Preliminarily, the FDA suggests that Count One of plaintiff's complaint is moot because the FDA approved the new drug application of Zenith Labs on March 7, 1975, during the pendency of this litigation. Count One challenges the FDA's policy as violative of 21 U.S.C. § 355 (1970). This general policy continues in operation with respect to whole generic classes of drugs. Voluntary cessation of the alleged wrongful conduct in one instance, while it continues in all other areas, has not conveniently mooted this portion of plaintiff's complaint. United States v. Concentrated Phosphate Export Ass'n., 393 U.S. 199, 202-204, 89 S. Ct. 361, 21 L. Ed. 2d 344 (1968); Southern Pacific Terminal Co. v. ICC, 219 U.S. 498, 511, 31 S. Ct. 279, 55 L. Ed. 310 (1911); Cf. Preiser v. Newkirk, 422 U.S. 395, 95 S. Ct. 2330, 45 L. Ed. 2d 272 (1975); National Broadcasting Co., Inc. v. FCC, 170 U.S.App.D.C. 173, 516 F.2d 1101 (1975).
Reaching the merits of plaintiff's statutory argument, the Court holds that the FDA's policy of permitting new drugs to be marketed without an approved new drug application contravenes the clear statutory requirement of preclearance mandated by 21 U.S.C. § 355 (1970). The FDA's choice of policy is not within the intendment of the 1962 New Drug Amendments and the legislative scheme they embody. American Public Health Assoc. v. Veneman, 349 F. Supp. 1311 (D.D.C.1972).
Further, the action of the FDA in permitting such marketing of large classes of me-too drugs violates its own regulations. See, 21 C.F.R. §§ 314.1(a)(f), 314.012 (1974); Nader v. Nuclear Regulatory Commission, 168 U.S.App.D.C. 255, 513 F.2d 1045, 1051 (1975); Borough of Lansdale v. FPC, 161 U.S.App.D.C. 185, 494 F.2d 1104, 1113 & n.42 (1974). The implication that the FDA seeks to find in the language of the July 14, 1970 notice is an impermissible one.

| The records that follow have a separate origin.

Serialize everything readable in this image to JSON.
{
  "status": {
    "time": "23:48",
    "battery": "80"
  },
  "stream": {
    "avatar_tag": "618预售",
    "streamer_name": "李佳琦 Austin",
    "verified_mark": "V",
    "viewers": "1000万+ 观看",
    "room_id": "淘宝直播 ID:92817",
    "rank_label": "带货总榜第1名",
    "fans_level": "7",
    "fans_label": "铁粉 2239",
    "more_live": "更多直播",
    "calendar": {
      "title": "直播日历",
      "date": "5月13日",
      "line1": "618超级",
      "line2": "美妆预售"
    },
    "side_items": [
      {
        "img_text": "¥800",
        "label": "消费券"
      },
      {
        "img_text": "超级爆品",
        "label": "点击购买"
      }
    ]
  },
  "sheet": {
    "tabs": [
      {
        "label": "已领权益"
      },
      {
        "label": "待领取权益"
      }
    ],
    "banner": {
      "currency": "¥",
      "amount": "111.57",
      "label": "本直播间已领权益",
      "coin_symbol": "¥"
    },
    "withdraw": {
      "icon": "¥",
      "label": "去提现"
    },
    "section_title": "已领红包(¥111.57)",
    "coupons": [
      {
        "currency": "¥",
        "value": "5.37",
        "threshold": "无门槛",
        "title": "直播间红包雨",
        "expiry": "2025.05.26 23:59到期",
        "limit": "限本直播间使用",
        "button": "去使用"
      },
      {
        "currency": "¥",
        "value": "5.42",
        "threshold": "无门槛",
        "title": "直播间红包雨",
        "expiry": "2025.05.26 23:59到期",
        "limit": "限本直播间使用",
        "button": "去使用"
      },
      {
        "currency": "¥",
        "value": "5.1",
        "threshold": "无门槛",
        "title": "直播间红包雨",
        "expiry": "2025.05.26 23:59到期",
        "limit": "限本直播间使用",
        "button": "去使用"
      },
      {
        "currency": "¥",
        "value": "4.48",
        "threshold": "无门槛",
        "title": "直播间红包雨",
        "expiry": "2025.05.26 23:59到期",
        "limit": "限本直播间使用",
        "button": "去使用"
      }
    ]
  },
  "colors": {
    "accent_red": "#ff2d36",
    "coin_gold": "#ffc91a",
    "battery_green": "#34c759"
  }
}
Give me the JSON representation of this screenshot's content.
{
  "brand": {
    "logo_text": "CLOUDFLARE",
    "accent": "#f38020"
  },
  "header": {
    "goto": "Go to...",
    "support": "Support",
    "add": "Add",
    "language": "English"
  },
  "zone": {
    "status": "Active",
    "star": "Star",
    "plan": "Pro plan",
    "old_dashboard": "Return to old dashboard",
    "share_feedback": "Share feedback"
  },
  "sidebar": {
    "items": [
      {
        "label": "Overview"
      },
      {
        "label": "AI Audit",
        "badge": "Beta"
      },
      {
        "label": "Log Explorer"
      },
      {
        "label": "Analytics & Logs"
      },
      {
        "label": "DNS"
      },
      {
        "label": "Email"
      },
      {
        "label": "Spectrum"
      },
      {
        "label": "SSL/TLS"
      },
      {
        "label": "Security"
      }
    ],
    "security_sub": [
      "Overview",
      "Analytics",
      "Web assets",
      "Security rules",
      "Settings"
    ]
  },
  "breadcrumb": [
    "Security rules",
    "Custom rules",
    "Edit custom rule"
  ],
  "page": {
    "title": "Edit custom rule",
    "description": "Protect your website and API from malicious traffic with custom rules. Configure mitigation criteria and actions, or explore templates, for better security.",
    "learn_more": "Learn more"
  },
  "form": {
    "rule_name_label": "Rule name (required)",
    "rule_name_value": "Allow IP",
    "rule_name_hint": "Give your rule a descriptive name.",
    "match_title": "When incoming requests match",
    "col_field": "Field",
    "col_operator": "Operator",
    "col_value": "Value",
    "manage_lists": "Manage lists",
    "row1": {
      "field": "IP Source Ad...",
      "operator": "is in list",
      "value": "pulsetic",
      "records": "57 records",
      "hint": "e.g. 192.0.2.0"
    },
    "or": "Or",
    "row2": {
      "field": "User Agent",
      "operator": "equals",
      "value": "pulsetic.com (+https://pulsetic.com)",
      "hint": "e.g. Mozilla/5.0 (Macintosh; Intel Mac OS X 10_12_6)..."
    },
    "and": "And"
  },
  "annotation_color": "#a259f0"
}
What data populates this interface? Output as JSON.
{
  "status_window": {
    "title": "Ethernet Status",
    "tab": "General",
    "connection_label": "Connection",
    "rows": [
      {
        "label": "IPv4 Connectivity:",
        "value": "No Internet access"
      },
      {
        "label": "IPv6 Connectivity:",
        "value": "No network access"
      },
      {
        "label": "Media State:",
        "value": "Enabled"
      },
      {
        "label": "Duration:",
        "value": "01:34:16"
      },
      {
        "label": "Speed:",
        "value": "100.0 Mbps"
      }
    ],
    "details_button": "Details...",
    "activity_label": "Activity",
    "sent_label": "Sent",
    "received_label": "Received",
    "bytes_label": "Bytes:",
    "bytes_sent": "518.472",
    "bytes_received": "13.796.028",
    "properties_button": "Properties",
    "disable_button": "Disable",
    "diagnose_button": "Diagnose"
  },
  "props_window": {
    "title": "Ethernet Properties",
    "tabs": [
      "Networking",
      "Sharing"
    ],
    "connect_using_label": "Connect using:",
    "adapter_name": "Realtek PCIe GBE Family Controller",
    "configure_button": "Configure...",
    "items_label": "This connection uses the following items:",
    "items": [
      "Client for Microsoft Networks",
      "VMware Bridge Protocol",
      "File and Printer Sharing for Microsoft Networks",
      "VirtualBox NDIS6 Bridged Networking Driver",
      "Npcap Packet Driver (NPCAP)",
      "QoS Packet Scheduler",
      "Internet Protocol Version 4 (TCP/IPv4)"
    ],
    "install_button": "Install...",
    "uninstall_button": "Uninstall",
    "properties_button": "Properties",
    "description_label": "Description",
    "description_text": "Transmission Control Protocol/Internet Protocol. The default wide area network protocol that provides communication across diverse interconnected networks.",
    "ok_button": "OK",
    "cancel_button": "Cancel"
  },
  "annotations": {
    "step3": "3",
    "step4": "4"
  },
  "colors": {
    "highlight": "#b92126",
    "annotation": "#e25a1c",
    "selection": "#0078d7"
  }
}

The Court recognizes that the FDA is to be given the administrative flexibility to make regulations and to determine the new drug status of individual drugs or classes of drugs. See, Weinberger v. Bentex Pharmaceuticals, Inc., 412 U.S. 645, 653, 93 S. Ct. 2488, 37 L. Ed. 2d 235 (1973); National Nutritional Foods Ass'n. v. Weinberger, 512 F.2d 688, 696-98 (2d Cir. 1975). Certainly it has the power to promulgate regulations that adopt a monograph procedure for human prescription drugs similar to that adopted for over-the-counter drugs whereby a drug or drugs may be declared to be no longer new drugs. See, 21 C.F.R. § 330.10 (1974). The FDA can regulate the bioequivalence and special manufacturing problems through its general rule-making power, 21 U.S.C. § 371 (1970). However, the argument that the FDA lacks the administrative resources to insure compliance with section 355 cannot be permitted to postpone to some indefinite future date the implementation of the required preclearance approval of new drug applications. See, Calvert Cliffs' Coordinating Committee, Inc. v. United States Atomic Energy Commission, 146 U.S.App.D.C. 33, 449 F.2d 1109, 1115 (1971).
The Court gives particular weight to the fact that the amicus curiae is the Pharmaceutical Manufacturers Association whose members numerically would favor me-too companies, but said Association calls attention to the dangers inherent in releasing untested me-toos for ingestion by the general public.
Summary judgment will therefore be entered for the plaintiff.
Defendants will be permanently enjoined from implementing its policy which permits the introduction into interstate commerce without an approved new drug application of prescription drugs which the FDA has previously declared to be new drugs within the meaning of 21 U.S.C. § 321(p) (1970).